Cape Town – South Africa’s Blue Economy vision for a stronger and sustainable ocean economy depends on the strength of its scientific foundation, says SAEON’s Dr Lara Atkinson.
On Thursday the South African Earth Observation Network (SAEON) in collaboration with the South African National Biodiversity Institute (SANBI) launched a landmark marine field guide at the Two Oceans Aquarium in Cape Town.
According to Atkinson, an editor on the field guide, the correct identification of marine taxa is a fundamental requirement for long-term monitoring. “Such monitoring enables scientists to detect changes in marine biota. In turn, understanding these changes in marine biota contributes to the effective science-based management of our marine ecosystems,” she said.
The “Field Guide to the Offshore Marine Invertebrates of South Africa” was co-edited by SANBI marine biologist Dr Kerry Sink – who thanked Atkinson for her “perseverance, leadership, and attention to detail”.
LIVE: Co-editor on the marine #fieldguide2018 @KerrySkink has thanked Dr Lara Atkinson for her “perseverance, leadership, & attention to detail” @SANBI_ZA @Saeonews @NRF_News @SeaKeysSA @2OceansAquarium pic.twitter.com/L10ZGKz8xp
— FBIP (@SANBI_FBIP) May 10, 2018
SANBI Head of Biodiversity Research Carmel Mbizvo highlighted the importance of building foundational biodiversity information and made special mention of the Foundation Biodiversity Information Programme’s (FBIP) SeaKeys project, which contributed significant “taxonomic and distribution records”.
LIVE: @SANBI_ZA head of research Carmel Mbizvo has highlighted the importance of building “foundational biodiversity information” and the contribution of the @SANBI_FBIP @SeaKeysSA project in delivering significant taxonomic & distribution records #fieldguide2018 pic.twitter.com/wRkrXhnCpU
— FBIP (@SANBI_FBIP) May 10, 2018
Contribution to marine biology
The book is a photograph-based field identification guide that enables researchers, fishery observers and fishers to readily recognise and identify commonly occurring invertebrate epifauna from South Africa’s offshore region – it enables them to identify up to 409 offshore invertebrate species or classify unknown species into one of 12 phyla.
The information gathered will inform research towards quantifying and assessing ecosystem impacts, leading to the implementation of sustainable management practices in the demersal trawl sector.
“The research supports international and local interests which include fisheries eco-certification through the Marine Stewardship Council hake trawl certification; participation in a global trawl impact assessment, and national ecosystem classification,” according to SAEON.
“The rich photographic display of deep-sea species is also being used for educational outreach and aims to generate broader public engagement and awareness of our ocean environment.”

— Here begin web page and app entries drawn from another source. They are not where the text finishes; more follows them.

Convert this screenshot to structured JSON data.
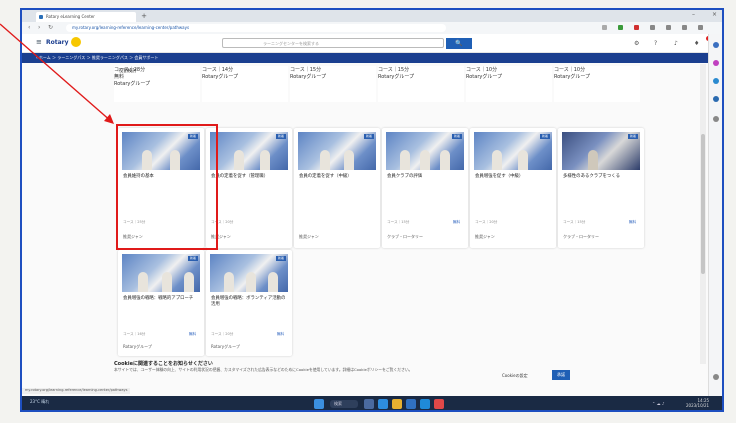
{
  "browser": {
    "tab_title": "Rotary eLearning Center",
    "new_tab": "+",
    "url": "my.rotary.org/learning-reference/learning-center/pathways",
    "nav_back": "‹",
    "nav_forward": "›",
    "nav_reload": "↻",
    "min": "–",
    "close": "×",
    "status_url": "my.rotary.org/learning-reference/learning-center/pathways"
  },
  "site": {
    "brand": "Rotary",
    "search_placeholder": "ラーニングセンターを検索する",
    "search_button": "🔍",
    "breadcrumb": "‹ ホーム ＞ ラーニングパス ＞ 推奨ラーニングパス ＞ 会員サポート"
  },
  "top_row": [
    {
      "title": "役割検討",
      "meta": "コース｜28分",
      "price": "無料",
      "foot": "Rotaryグループ"
    },
    {
      "meta": "コース｜14分",
      "foot": "Rotaryグループ"
    },
    {
      "meta": "コース｜15分",
      "foot": "Rotaryグループ"
    },
    {
      "meta": "コース｜15分",
      "foot": "Rotaryグループ"
    },
    {
      "meta": "コース｜10分",
      "foot": "Rotaryグループ"
    },
    {
      "meta": "コース｜10分",
      "foot": "Rotaryグループ"
    }
  ],
  "cards": [
    {
      "badge": "新着",
      "title": "会員維持の基本",
      "meta": "コース｜25分",
      "price": "",
      "foot": "推奨ジャン"
    },
    {
      "badge": "新着",
      "title": "会員の定着を促す（管理職）",
      "meta": "コース｜20分",
      "price": "",
      "foot": "推奨ジャン"
    },
    {
      "badge": "新着",
      "title": "会員の定着を促す（中級）",
      "meta": "",
      "price": "",
      "foot": "推奨ジャン"
    },
    {
      "badge": "新着",
      "title": "会員クラブの評価",
      "meta": "コース｜15分",
      "price": "無料",
      "foot": "クラブ・ロータリー"
    },
    {
      "badge": "新着",
      "title": "会員増強を促す（中級）",
      "meta": "コース｜20分",
      "price": "",
      "foot": "推奨ジャン"
    },
    {
      "badge": "新着",
      "title": "多様性のあるクラブをつくる",
      "meta": "コース｜15分",
      "price": "無料",
      "foot": "クラブ・ロータリー"
    },
    {
      "badge": "新着",
      "title": "会員増強の戦略：戦略的アプローチ",
      "meta": "コース｜16分",
      "price": "無料",
      "foot": "Rotaryグループ"
    },
    {
      "badge": "新着",
      "title": "会員増強の戦略：ボランティア活動の活用",
      "meta": "コース｜20分",
      "price": "無料",
      "foot": "Rotaryグループ"
    }
  ],
  "cookie": {
    "title": "Cookieに関連することをお知らせください",
    "body": "本サイトでは、ユーザー体験の向上、サイトの利用状況の把握、カスタマイズされた広告表示などのためにCookieを使用しています。詳細はCookieポリシーをご覧ください。",
    "settings": "Cookieの設定",
    "accept": "承諾"
  },
  "taskbar": {
    "weather": "23°C 晴れ",
    "search": "検索",
    "time": "14:25",
    "date": "2023/10/21"
  },
  "colors": {
    "accent": "#1f5fb5",
    "highlight": "#e01a1a",
    "crumb_bg": "#1b3f8f"
  }
}
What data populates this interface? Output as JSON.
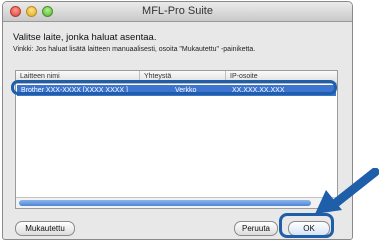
{
  "window": {
    "title": "MFL-Pro Suite"
  },
  "heading": "Valitse laite, jonka haluat asentaa.",
  "hint": "Vinkki: Jos haluat lisätä laitteen manuaalisesti, osoita \"Mukautettu\" -painiketta.",
  "table": {
    "columns": [
      "Laitteen nimi",
      "Yhteystä",
      "IP-osoite"
    ],
    "rows": [
      {
        "name": "Brother XXX-XXXX [XXXX XXXX ]",
        "connection": "Verkko",
        "ip": "XX.XXX.XX.XXX"
      }
    ]
  },
  "buttons": {
    "custom": "Mukautettu",
    "cancel": "Peruuta",
    "ok": "OK"
  },
  "scrollbar": {
    "arrows": "◂ ▸"
  },
  "colors": {
    "highlight": "#1f5fa9",
    "selection": "#3d74cf"
  }
}
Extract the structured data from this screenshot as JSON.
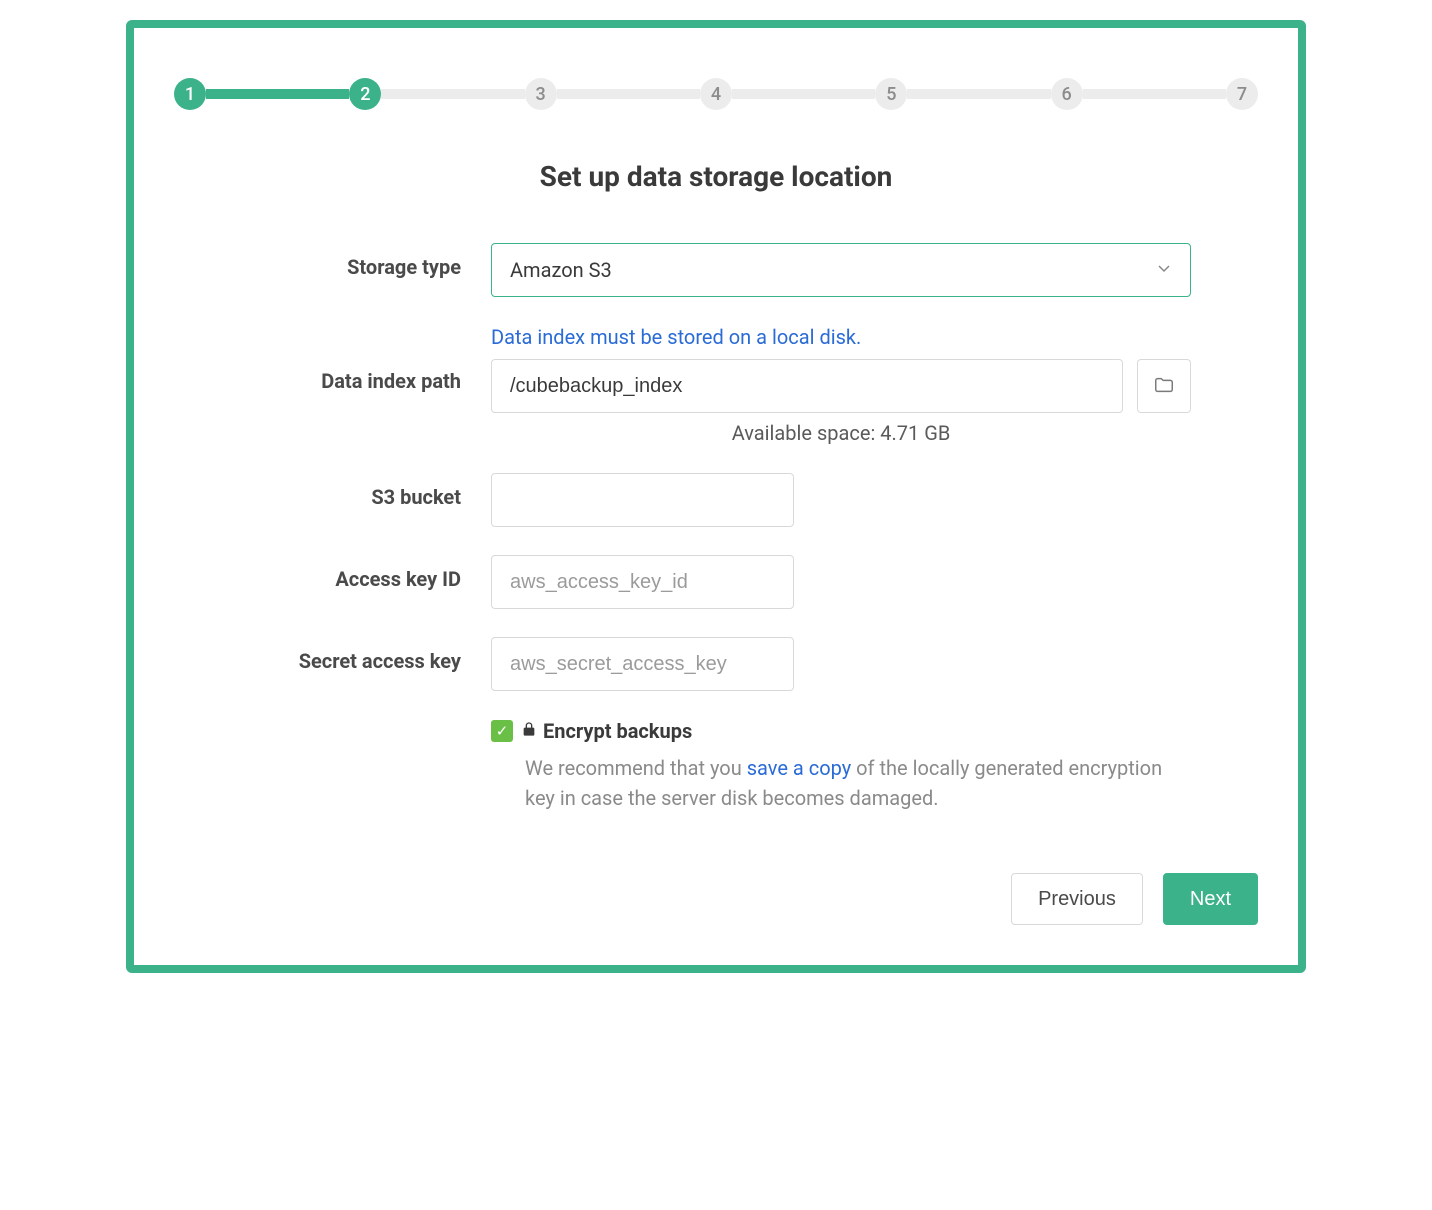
{
  "stepper": {
    "current": 2,
    "steps": [
      "1",
      "2",
      "3",
      "4",
      "5",
      "6",
      "7"
    ]
  },
  "title": "Set up data storage location",
  "form": {
    "storage_type": {
      "label": "Storage type",
      "value": "Amazon S3"
    },
    "data_index": {
      "label": "Data index path",
      "hint": "Data index must be stored on a local disk.",
      "value": "/cubebackup_index",
      "available_space": "Available space: 4.71 GB"
    },
    "s3_bucket": {
      "label": "S3 bucket",
      "value": ""
    },
    "access_key": {
      "label": "Access key ID",
      "placeholder": "aws_access_key_id",
      "value": ""
    },
    "secret_key": {
      "label": "Secret access key",
      "placeholder": "aws_secret_access_key",
      "value": ""
    },
    "encrypt": {
      "label": "Encrypt backups",
      "checked": true,
      "recommend_pre": "We recommend that you ",
      "recommend_link": "save a copy",
      "recommend_post": " of the locally generated encryption key in case the server disk becomes damaged."
    }
  },
  "buttons": {
    "previous": "Previous",
    "next": "Next"
  }
}
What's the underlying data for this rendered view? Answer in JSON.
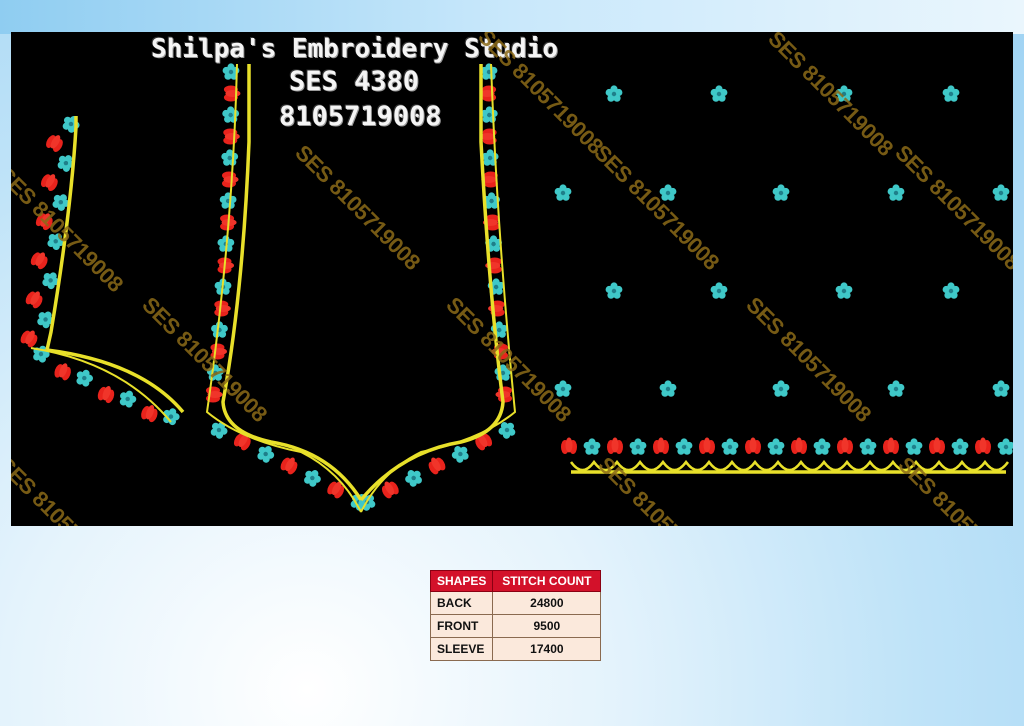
{
  "header": {
    "studio_name": "Shilpa's Embroidery Studio",
    "design_code": "SES 4380",
    "phone": "8105719008"
  },
  "watermark_text": "SES 8105719008",
  "colors": {
    "background_fabric": "#000000",
    "outline_thread": "#e8e02a",
    "flower_thread": "#3fc8c8",
    "petal_thread": "#e8231c",
    "table_header": "#d3112a",
    "table_cell": "#fbe9dc"
  },
  "stitch_table": {
    "headers": [
      "SHAPES",
      "STITCH COUNT"
    ],
    "rows": [
      {
        "shape": "BACK",
        "count": "24800"
      },
      {
        "shape": "FRONT",
        "count": "9500"
      },
      {
        "shape": "SLEEVE",
        "count": "17400"
      }
    ]
  }
}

The field guide, complemented by the extensive training of students, interns and emerging researchers, was an important contributor in addressing the gap in offshore invertebrate knowledge in South Africa.
According to SAEON the information gathered supports the long-term monitoring and data availability of marine invertebrates and advances taxonomy and biogeographic research – moreover, the information contributes to the description, mapping, assessment and thus the improved management of marine ecosystems.
DIGITAL VERSION: A digital version of the Field Guide is available on the SAEON website.